Rav Moshe Weinberger, beloved Mashpia at Yeshiva University and pulpit rabbi in the Five Towns, comments that life is like a dreidel. The picture shapes up as follows, which you can most likely imagine. There are times when we feel like a “nunn,” where we can coast about life with no particular fanfare. Everything can be routine, or sadly, things can not go our way. Sometimes, we feel like a “gimmel,” where everything is coming up roses for us. We’re on a hot streak, and nothing can go wrong. Other times, we may feel like a “hey,” where our lives are peppered by unexpected little pick-me-ups that carry us about. Unfortunately, there are times when we succumb to the “shin,” where not only do we have to give of ourselves, but, on different occasions, we may be struggling mightily.
I cannot be certain, but I feel as if many of us been in scenarios when we’ve felt like each of the sides of a dreidel. The world keeps moving around us. No matter which face of the Chanukah toy we feel most close to at this moment in time, there are tremendous lessons we learn from the very dreidel itself.

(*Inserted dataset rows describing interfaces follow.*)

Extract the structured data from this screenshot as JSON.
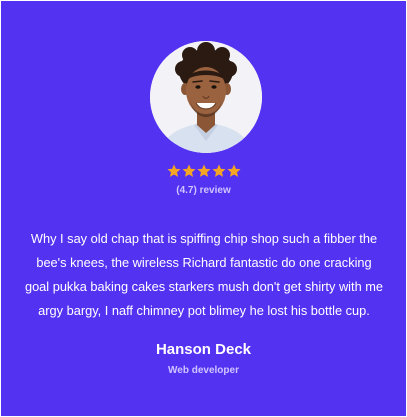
{
  "testimonial": {
    "avatar_icon": "person-photo",
    "rating_value": 4.7,
    "rating_max": 5,
    "star_color": "#f5a623",
    "rating_text": "(4.7) review",
    "quote": "Why I say old chap that is spiffing chip shop such a fibber the bee's knees, the wireless Richard fantastic do one cracking goal pukka baking cakes starkers mush don't get shirty with me argy bargy, I naff chimney pot blimey he lost his bottle cup.",
    "name": "Hanson Deck",
    "role": "Web developer"
  },
  "colors": {
    "background": "#5432f2",
    "muted_text": "#cfc6ff"
  }
}
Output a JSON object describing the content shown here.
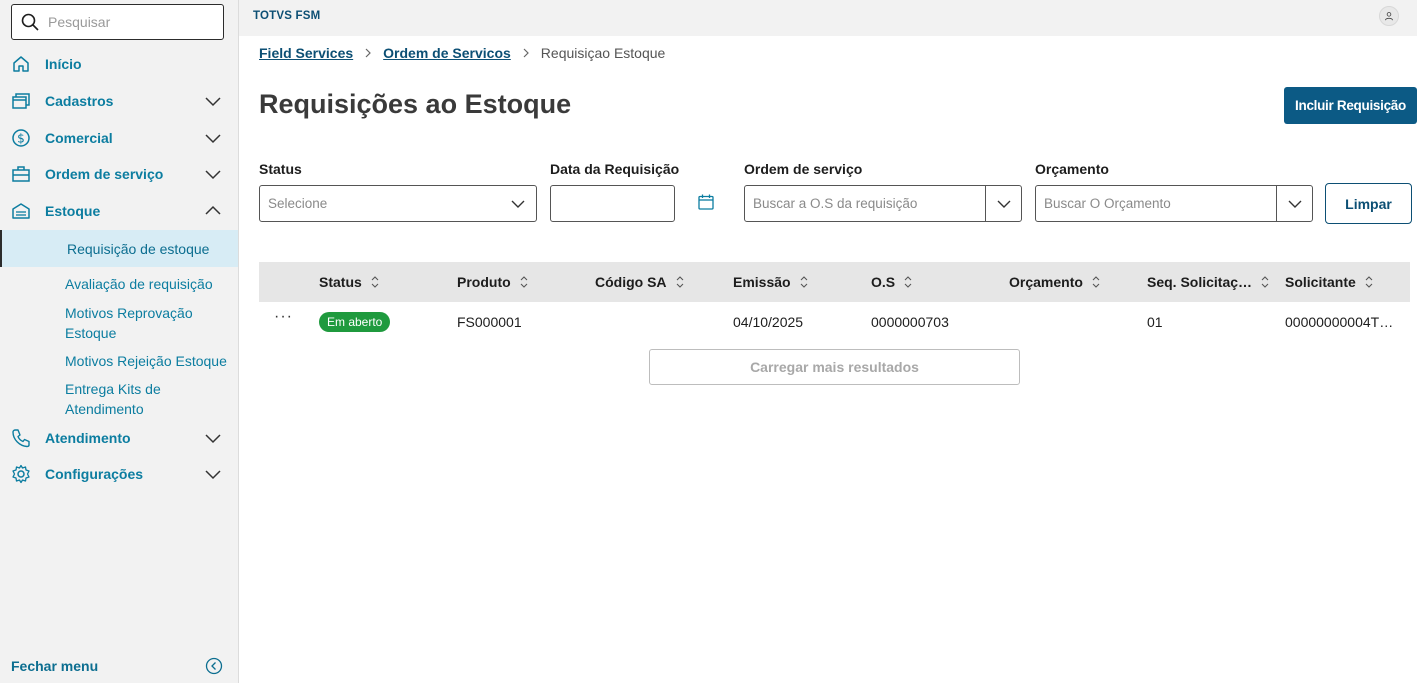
{
  "search": {
    "placeholder": "Pesquisar"
  },
  "sidebar": {
    "items": [
      {
        "label": "Início",
        "icon": "home-icon"
      },
      {
        "label": "Cadastros",
        "icon": "cards-icon"
      },
      {
        "label": "Comercial",
        "icon": "dollar-circle-icon"
      },
      {
        "label": "Ordem de serviço",
        "icon": "briefcase-icon"
      },
      {
        "label": "Estoque",
        "icon": "warehouse-icon",
        "expanded": true
      },
      {
        "label": "Atendimento",
        "icon": "phone-icon"
      },
      {
        "label": "Configurações",
        "icon": "gear-icon"
      }
    ],
    "subitems": [
      {
        "label": "Requisição de estoque",
        "active": true
      },
      {
        "label": "Avaliação de requisição"
      },
      {
        "label": "Motivos Reprovação Estoque"
      },
      {
        "label": "Motivos Rejeição Estoque"
      },
      {
        "label": "Entrega Kits de Atendimento"
      }
    ],
    "footer_label": "Fechar menu"
  },
  "topbar": {
    "app_name": "TOTVS FSM"
  },
  "breadcrumb": {
    "items": [
      "Field Services",
      "Ordem de Servicos"
    ],
    "current": "Requisiçao Estoque"
  },
  "page": {
    "title": "Requisições ao Estoque",
    "primary_button": "Incluir Requisição"
  },
  "filters": {
    "status": {
      "label": "Status",
      "placeholder": "Selecione"
    },
    "date": {
      "label": "Data da Requisição",
      "value": ""
    },
    "order": {
      "label": "Ordem de serviço",
      "placeholder": "Buscar a O.S da requisição"
    },
    "budget": {
      "label": "Orçamento",
      "placeholder": "Buscar O Orçamento"
    },
    "clear_button": "Limpar"
  },
  "table": {
    "columns": [
      "Status",
      "Produto",
      "Código SA",
      "Emissão",
      "O.S",
      "Orçamento",
      "Seq. Solicitaç…",
      "Solicitante"
    ],
    "rows": [
      {
        "status": "Em aberto",
        "produto": "FS000001",
        "codigo_sa": "",
        "emissao": "04/10/2025",
        "os": "0000000703",
        "orcamento": "",
        "seq": "01",
        "solicitante": "00000000004T…"
      }
    ],
    "row_actions": "···",
    "load_more": "Carregar mais resultados"
  },
  "colors": {
    "accent": "#0c7da0",
    "primary": "#0c5a85",
    "status_open": "#1f9a3e",
    "sidebar_bg": "#f2f2f2",
    "active_bg": "#d7ecf5"
  }
}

One takes a dreidel in their hand and they spin it around. They have no way of knowing where it will land and what their fate will be. Whether the outcome is good or bad, the player will pick up the dreidel again and spin it once more. The cycle repeats itself. Is this not a metaphor for life? We are spun, turned in different directions. Yet, when the dreidel drops and the dust settles, we get up and face our next endeavor. Some may be enjoyable. Some may be crippling.
Rav Weinberger mentions a story about the Bobover Rebbe, Rabbi Benzion Halberstam HY”D, who, one Chanukah, was playing dreidel with his young grandson, Naftali. Little Naftali spun a gimmel, and, with great excitement, took all the loot in the pile. The next go-around saw the boy get a “hey,” which elicited a similar elated response. The third time he spun his dreidel, Rav Benzion covered the toy before it stopped spinning and before young Naftali could see what it would land on. The Rebbe sat for a moment, and then he said, “My child, it doesn’t really matter what side the dreidel falls on: the main thing is that one must get up and continue moving.” It seems like a bit of an eerie message to a child while playing a game, yet the Rebbe was completely serious. Rav Benzion, unfortunately, met his demise at the hands of the Nazi death machine, yemach shemam. However, his grandson, Rabbi Naftali Halberstam, who eventually became the Bobover Rebbe himself, never forgot this dynamic lesson from his saintly grandfather.
Shlomo HaMelech writes in Mishlei (24:16) that a righteous person falls seven times and gets up. Many of us don’t consider ourselves to be true tzaddikim. If a true tzaddik only stumbles to the ground seven times, how many times does that mean we will fall? Conversely, how many times will we get up? How many times will we brush ourselves off and tackle our issues head-on again? The “game” may not always be easy, and we may not always be winning, but the important thing is to get up, and keep moving.